Pei Pei and Andrew hired me to shoot their engagement sessions in DUMBO first and then in a 2nd locale, the Conservatory Gardens*. When we chose the Conservatory Gardens on Museum Mile we knew we would start at the iconic iron gate, then walk our way through the formal gardens.
Finally, we ended the last shots at the fountain where Andrew was so happy, he literally jumped for joy. Furthermore, this couple had the energy together to make this whole photo session truly beautiful. You can see a snippet of their video here. And you can see the video of their sweet engagement album here.
Located at 5th Avenue and 105th street and open daily from 8am until dusk, Conservatory Garden is the only formal garden found in Central Park. The quiet, calm atmosphere of the Garden, free from runners and bicyclists, makes it an ideal spot for both weddings and relaxing afternoon walks.
Along with Conservatory Water, Conservatory Garden was opened in 1937 to replace the original but quickly deteriorating structure that had been a part of the Park’s initial plan. The Garden, designed by Gilmore D. Clarke, is composed of six acres of beautiful seasonal plants that are arranged into three styles: English, French, and Italian.
Visitors can find their way into the garden by entering through the Vanderbilt Gate, which formerly served as an entrance to the Vanderbilt mansion. From there, guests can stroll through the magnolia and lilac trees of the English garden, stopping to admire the statue of well-known author Frances Hodgson Burnett.

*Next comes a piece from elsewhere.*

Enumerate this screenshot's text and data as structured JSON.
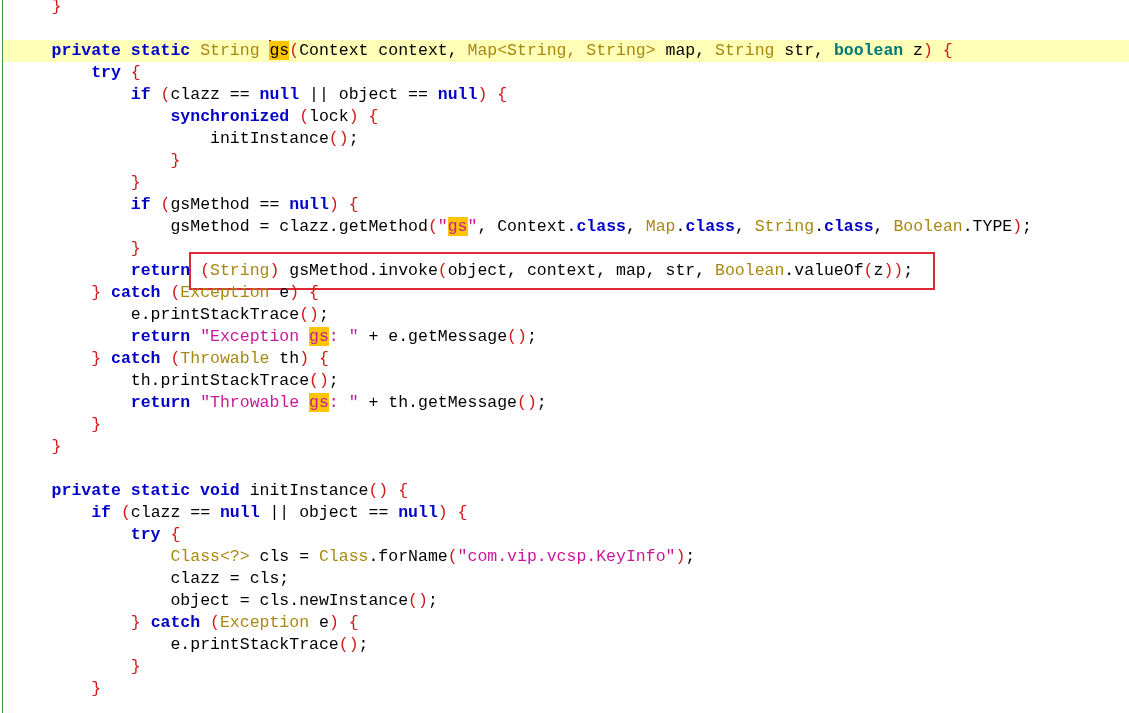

To the north lies the Italian garden, featuring crabapple and yew trees in addition to a large fountain and a wisteria pergola. The French garden offers spring tulips in abundance and contains Walter Schott’s sculpture, Three Dancing Maidens.
After having been largely neglected for several decades, Conservatory Garden experienced its first major restoration in the 1980’s and was reopened in 1987. In more recent years, the Garden has been restored by the Central Park Conservancy, as have all of Central Park’s major sites.